The artist’s desire to control his own market is tied up with the wish to control his own fate. The weakness of his art is its generality, but I think if you wanted to try to make something more specific of Hirst’s art, you’d look to the desperation over death and how life is spent. It’s the obvious content of the shark, the maggots, and the dead animals, as well as his flip comments about suicide and self-destruction; the paintings tackle the subject obliquely. One spot painting is easy-listening, but all together they function as a hideous allegory of the individual in society. Even the most successful individuals are eventually reviled for churning out their stuff, rejected for being themselves (however distanced or ironic that self), but even so they are not allowed to stop and do something else. Witness Hirst’s disavowal of the spot paintings before his self-engineered 2008 auction/exhibition at Sotheby’s. After feinting at something new (failed authentically expressive paintings), he’s back to playing the old stuff. That temporary cessation of the spots—whether midlife crisis–inspired self-appraisal or frank market manipulation—rhymes with Maurizio Cattelan’s current retrospective at the Guggenheim, a summing up and also putative end to his artistic life. But the playful/melancholic Cattelan seems to be honestly confronting his own limitations amid the impossible dilemma, taking control through career suicide. Despite his own “fun” persona, Hirst seems angry at the spot he’s in—unable to make resonant decisions about his own work life, he is trying to drag art down into the grave with him. The latter is a fool’s game; the diamond skull is more Ed Hardy than the end of art. Life without death, a kind of wan immortality in the form of the endless spot paintings, feels equally empty.

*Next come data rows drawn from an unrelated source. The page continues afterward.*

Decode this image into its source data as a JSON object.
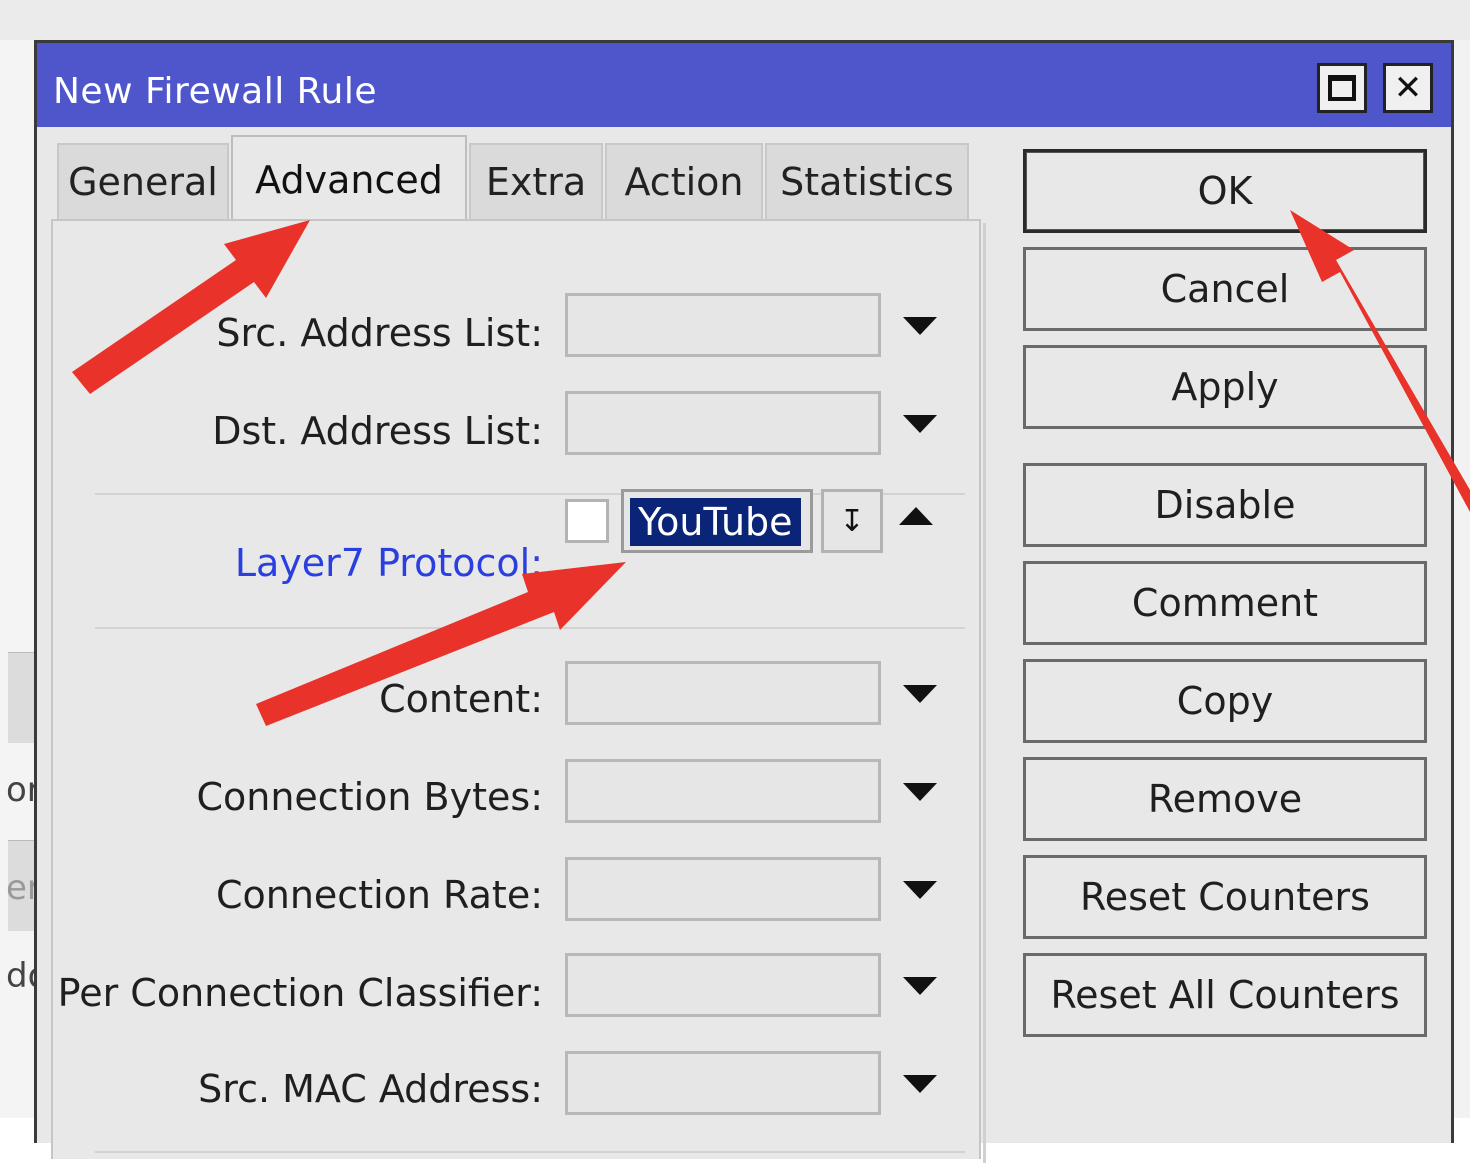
{
  "window": {
    "title": "New Firewall Rule"
  },
  "tabs": [
    {
      "label": "General",
      "active": false
    },
    {
      "label": "Advanced",
      "active": true
    },
    {
      "label": "Extra",
      "active": false
    },
    {
      "label": "Action",
      "active": false
    },
    {
      "label": "Statistics",
      "active": false
    }
  ],
  "fields": {
    "src_address_list": {
      "label": "Src. Address List:",
      "value": ""
    },
    "dst_address_list": {
      "label": "Dst. Address List:",
      "value": ""
    },
    "layer7_protocol": {
      "label": "Layer7 Protocol:",
      "value": "YouTube",
      "negate_checked": false
    },
    "content": {
      "label": "Content:",
      "value": ""
    },
    "connection_bytes": {
      "label": "Connection Bytes:",
      "value": ""
    },
    "connection_rate": {
      "label": "Connection Rate:",
      "value": ""
    },
    "per_connection_classifier": {
      "label": "Per Connection Classifier:",
      "value": ""
    },
    "src_mac_address": {
      "label": "Src. MAC Address:",
      "value": ""
    }
  },
  "buttons": {
    "ok": "OK",
    "cancel": "Cancel",
    "apply": "Apply",
    "disable": "Disable",
    "comment": "Comment",
    "copy": "Copy",
    "remove": "Remove",
    "reset_counters": "Reset Counters",
    "reset_all_counters": "Reset All Counters"
  },
  "background_window": {
    "fragments": [
      "or",
      "er",
      "do"
    ]
  },
  "colors": {
    "titlebar": "#4f56cc",
    "annotation_arrow": "#e8322a",
    "link_label": "#2a3fe0",
    "selection": "#0a2478"
  }
}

Not inaccurately, art comedian Hennessy Youngman pegs Hirst as Bono; fair enough, they probably share vacations and stock advisers as well as sunglasses. And we can see Bono making the endless circuit of concerts, playing on and on, not meaning any of it, just getting bigger (like Hirst’s recent spots), trying to run the joke rather than be it. But the difference is that Bono always sucked. I want, perhaps foolishly, to think that there also lurks within Damien Hirst a little John Lydon (the artist formerly known as Johnny Rotten), who yelled during a PiL concert I saw almost twenty years ago, “How many of you idiots bought the fucking T-shirt?” Because otherwise, there is something (and here I’m going to get a little weird and project-y) sad about seeing the artist pinned against one of those spot paintings as photographers fire away; is this really what it looks like to master one’s fate? It seems silly to feel sorry for successful artists, or for rich people in general, but in the end, there is no attitude to strike that can beat the house. Or, to put it another way, no one gets out of here alive.